- WHAT TO DO -
Print the listing below a second time, exactly, and omit its images.

▬▬▬

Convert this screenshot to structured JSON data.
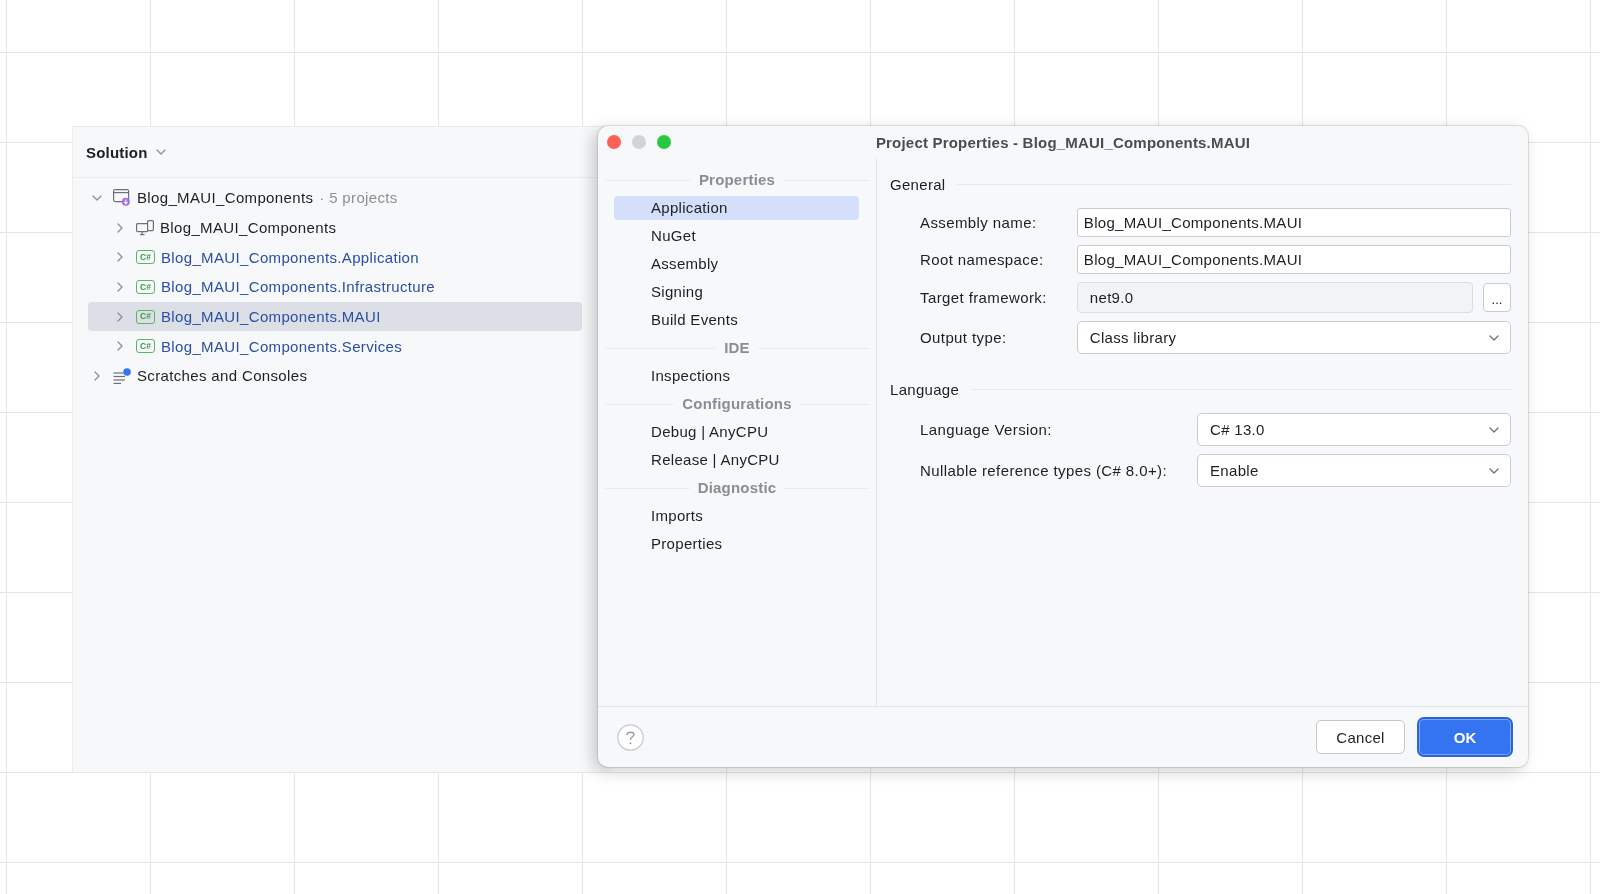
{
  "window_buttons": [
    {
      "kind": "close",
      "disabled": false
    },
    {
      "kind": "minimize",
      "disabled": true
    },
    {
      "kind": "zoom",
      "disabled": false
    }
  ],
  "solution_panel": {
    "title": "Solution",
    "tree": [
      {
        "kind": "solution",
        "label": "Blog_MAUI_Components",
        "detail": "· 5 projects",
        "color": "#1e1f22",
        "expanded": true,
        "selected": false,
        "children": [
          {
            "kind": "app",
            "label": "Blog_MAUI_Components",
            "color": "#1e1f22",
            "expanded": false,
            "selected": false
          },
          {
            "kind": "library",
            "badge": "C#",
            "label": "Blog_MAUI_Components.Application",
            "color": "#2a4fa3",
            "expanded": false,
            "selected": false
          },
          {
            "kind": "library",
            "badge": "C#",
            "label": "Blog_MAUI_Components.Infrastructure",
            "color": "#2a4fa3",
            "expanded": false,
            "selected": false
          },
          {
            "kind": "library",
            "badge": "C#",
            "label": "Blog_MAUI_Components.MAUI",
            "color": "#2a4fa3",
            "expanded": false,
            "selected": true
          },
          {
            "kind": "library",
            "badge": "C#",
            "label": "Blog_MAUI_Components.Services",
            "color": "#2a4fa3",
            "expanded": false,
            "selected": false
          }
        ]
      },
      {
        "kind": "scratches",
        "label": "Scratches and Consoles",
        "color": "#1e1f22",
        "expanded": false,
        "selected": false
      }
    ]
  },
  "dialog": {
    "title": "Project Properties - Blog_MAUI_Components.MAUI",
    "nav": [
      {
        "header": "Properties",
        "items": [
          {
            "label": "Application",
            "selected": true
          },
          {
            "label": "NuGet",
            "selected": false
          },
          {
            "label": "Assembly",
            "selected": false
          },
          {
            "label": "Signing",
            "selected": false
          },
          {
            "label": "Build Events",
            "selected": false
          }
        ]
      },
      {
        "header": "IDE",
        "items": [
          {
            "label": "Inspections",
            "selected": false
          }
        ]
      },
      {
        "header": "Configurations",
        "items": [
          {
            "label": "Debug | AnyCPU",
            "selected": false
          },
          {
            "label": "Release | AnyCPU",
            "selected": false
          }
        ]
      },
      {
        "header": "Diagnostic",
        "items": [
          {
            "label": "Imports",
            "selected": false
          },
          {
            "label": "Properties",
            "selected": false
          }
        ]
      }
    ],
    "sections": [
      {
        "title": "General",
        "fields": [
          {
            "kind": "text",
            "label": "Assembly name:",
            "value": "Blog_MAUI_Components.MAUI"
          },
          {
            "kind": "text",
            "label": "Root namespace:",
            "value": "Blog_MAUI_Components.MAUI"
          },
          {
            "kind": "browse",
            "label": "Target framework:",
            "value": "net9.0",
            "button": "..."
          },
          {
            "kind": "select",
            "label": "Output type:",
            "value": "Class library"
          }
        ]
      },
      {
        "title": "Language",
        "fields": [
          {
            "kind": "select",
            "label": "Language Version:",
            "value": "C# 13.0"
          },
          {
            "kind": "select",
            "label": "Nullable reference types (C# 8.0+):",
            "value": "Enable"
          }
        ]
      }
    ],
    "buttons": [
      {
        "kind": "secondary",
        "label": "Cancel"
      },
      {
        "kind": "primary",
        "label": "OK"
      }
    ]
  }
}
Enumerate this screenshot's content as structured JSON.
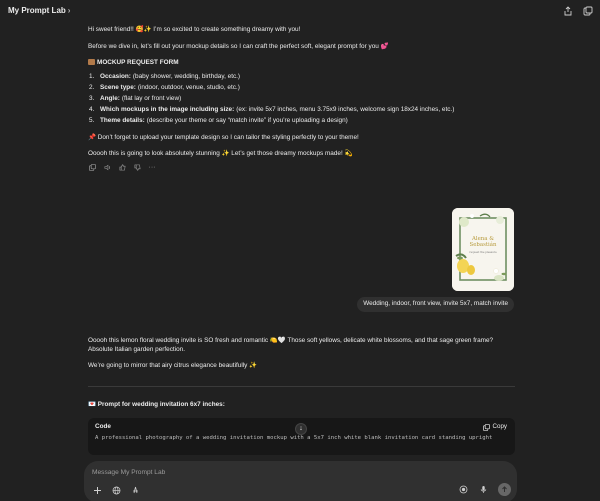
{
  "header": {
    "gpt_name": "My Prompt Lab",
    "icons": [
      "share-icon",
      "new-chat-icon"
    ]
  },
  "assistant1": {
    "greeting": "Hi sweet friend!! 🥰✨ I’m so excited to create something dreamy with you!",
    "intro": "Before we dive in, let’s fill out your mockup details so I can craft the perfect soft, elegant prompt for you 💕",
    "form_title": "MOCKUP REQUEST FORM",
    "form_items": [
      {
        "num": "1.",
        "label": "Occasion:",
        "desc": "(baby shower, wedding, birthday, etc.)"
      },
      {
        "num": "2.",
        "label": "Scene type:",
        "desc": "(indoor, outdoor, venue, studio, etc.)"
      },
      {
        "num": "3.",
        "label": "Angle:",
        "desc": "(flat lay or front view)"
      },
      {
        "num": "4.",
        "label": "Which mockups in the image including size:",
        "desc": "(ex: invite 5x7 inches, menu 3.75x9 inches, welcome sign 18x24 inches, etc.)"
      },
      {
        "num": "5.",
        "label": "Theme details:",
        "desc": "(describe your theme or say “match invite” if you’re uploading a design)"
      }
    ],
    "reminder": "📌 Don’t forget to upload your template design so I can tailor the styling perfectly to your theme!",
    "closing": "Ooooh this is going to look absolutely stunning ✨ Let’s get those dreamy mockups made! 💫"
  },
  "user_message": {
    "invite_text": {
      "title": "Alena &",
      "title2": "Sebastián",
      "sub": "request the pleasure"
    },
    "bubble": "Wedding, indoor, front view, invite 5x7, match invite"
  },
  "assistant2": {
    "line1": "Ooooh this lemon floral wedding invite is SO fresh and romantic 🍋🤍 Those soft yellows, delicate white blossoms, and that sage green frame?",
    "line2": "Absolute Italian garden perfection.",
    "line3": "We’re going to mirror that airy citrus elegance beautifully ✨",
    "prompt_title": "💌 Prompt for wedding invitation 6x7 inches:",
    "code_label": "Code",
    "copy_label": "Copy",
    "code_text": "A professional photography of a wedding invitation mockup with a 5x7 inch white blank invitation card standing upright"
  },
  "composer": {
    "placeholder": "Message My Prompt Lab"
  },
  "colors": {
    "background": "#212121",
    "bubble": "#303030",
    "code_bg": "#171717",
    "text": "#ececec"
  }
}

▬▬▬

- SOLUTION -
Convert this screenshot to structured JSON data.
{
  "window_buttons": [
    {
      "kind": "close",
      "disabled": false
    },
    {
      "kind": "minimize",
      "disabled": true
    },
    {
      "kind": "zoom",
      "disabled": false
    }
  ],
  "solution_panel": {
    "title": "Solution",
    "tree": [
      {
        "kind": "solution",
        "label": "Blog_MAUI_Components",
        "detail": "· 5 projects",
        "color": "#1e1f22",
        "expanded": true,
        "selected": false,
        "children": [
          {
            "kind": "app",
            "label": "Blog_MAUI_Components",
            "color": "#1e1f22",
            "expanded": false,
            "selected": false
          },
          {
            "kind": "library",
            "badge": "C#",
            "label": "Blog_MAUI_Components.Application",
            "color": "#2a4fa3",
            "expanded": false,
            "selected": false
          },
          {
            "kind": "library",
            "badge": "C#",
            "label": "Blog_MAUI_Components.Infrastructure",
            "color": "#2a4fa3",
            "expanded": false,
            "selected": false
          },
          {
            "kind": "library",
            "badge": "C#",
            "label": "Blog_MAUI_Components.MAUI",
            "color": "#2a4fa3",
            "expanded": false,
            "selected": true
          },
          {
            "kind": "library",
            "badge": "C#",
            "label": "Blog_MAUI_Components.Services",
            "color": "#2a4fa3",
            "expanded": false,
            "selected": false
          }
        ]
      },
      {
        "kind": "scratches",
        "label": "Scratches and Consoles",
        "color": "#1e1f22",
        "expanded": false,
        "selected": false
      }
    ]
  },
  "dialog": {
    "title": "Project Properties - Blog_MAUI_Components.MAUI",
    "nav": [
      {
        "header": "Properties",
        "items": [
          {
            "label": "Application",
            "selected": true
          },
          {
            "label": "NuGet",
            "selected": false
          },
          {
            "label": "Assembly",
            "selected": false
          },
          {
            "label": "Signing",
            "selected": false
          },
          {
            "label": "Build Events",
            "selected": false
          }
        ]
      },
      {
        "header": "IDE",
        "items": [
          {
            "label": "Inspections",
            "selected": false
          }
        ]
      },
      {
        "header": "Configurations",
        "items": [
          {
            "label": "Debug | AnyCPU",
            "selected": false
          },
          {
            "label": "Release | AnyCPU",
            "selected": false
          }
        ]
      },
      {
        "header": "Diagnostic",
        "items": [
          {
            "label": "Imports",
            "selected": false
          },
          {
            "label": "Properties",
            "selected": false
          }
        ]
      }
    ],
    "sections": [
      {
        "title": "General",
        "fields": [
          {
            "kind": "text",
            "label": "Assembly name:",
            "value": "Blog_MAUI_Components.MAUI"
          },
          {
            "kind": "text",
            "label": "Root namespace:",
            "value": "Blog_MAUI_Components.MAUI"
          },
          {
            "kind": "browse",
            "label": "Target framework:",
            "value": "net9.0",
            "button": "..."
          },
          {
            "kind": "select",
            "label": "Output type:",
            "value": "Class library"
          }
        ]
      },
      {
        "title": "Language",
        "fields": [
          {
            "kind": "select",
            "label": "Language Version:",
            "value": "C# 13.0"
          },
          {
            "kind": "select",
            "label": "Nullable reference types (C# 8.0+):",
            "value": "Enable"
          }
        ]
      }
    ],
    "buttons": [
      {
        "kind": "secondary",
        "label": "Cancel"
      },
      {
        "kind": "primary",
        "label": "OK"
      }
    ]
  }
}
Enumerate this screenshot's content as structured JSON.
{
  "header": {
    "gpt_name": "My Prompt Lab",
    "icons": [
      "share-icon",
      "new-chat-icon"
    ]
  },
  "assistant1": {
    "greeting": "Hi sweet friend!! 🥰✨ I’m so excited to create something dreamy with you!",
    "intro": "Before we dive in, let’s fill out your mockup details so I can craft the perfect soft, elegant prompt for you 💕",
    "form_title": "MOCKUP REQUEST FORM",
    "form_items": [
      {
        "num": "1.",
        "label": "Occasion:",
        "desc": "(baby shower, wedding, birthday, etc.)"
      },
      {
        "num": "2.",
        "label": "Scene type:",
        "desc": "(indoor, outdoor, venue, studio, etc.)"
      },
      {
        "num": "3.",
        "label": "Angle:",
        "desc": "(flat lay or front view)"
      },
      {
        "num": "4.",
        "label": "Which mockups in the image including size:",
        "desc": "(ex: invite 5x7 inches, menu 3.75x9 inches, welcome sign 18x24 inches, etc.)"
      },
      {
        "num": "5.",
        "label": "Theme details:",
        "desc": "(describe your theme or say “match invite” if you’re uploading a design)"
      }
    ],
    "reminder": "📌 Don’t forget to upload your template design so I can tailor the styling perfectly to your theme!",
    "closing": "Ooooh this is going to look absolutely stunning ✨ Let’s get those dreamy mockups made! 💫"
  },
  "user_message": {
    "invite_text": {
      "title": "Alena &",
      "title2": "Sebastián",
      "sub": "request the pleasure"
    },
    "bubble": "Wedding, indoor, front view, invite 5x7, match invite"
  },
  "assistant2": {
    "line1": "Ooooh this lemon floral wedding invite is SO fresh and romantic 🍋🤍 Those soft yellows, delicate white blossoms, and that sage green frame?",
    "line2": "Absolute Italian garden perfection.",
    "line3": "We’re going to mirror that airy citrus elegance beautifully ✨",
    "prompt_title": "💌 Prompt for wedding invitation 6x7 inches:",
    "code_label": "Code",
    "copy_label": "Copy",
    "code_text": "A professional photography of a wedding invitation mockup with a 5x7 inch white blank invitation card standing upright"
  },
  "composer": {
    "placeholder": "Message My Prompt Lab"
  },
  "colors": {
    "background": "#212121",
    "bubble": "#303030",
    "code_bg": "#171717",
    "text": "#ececec"
  }
}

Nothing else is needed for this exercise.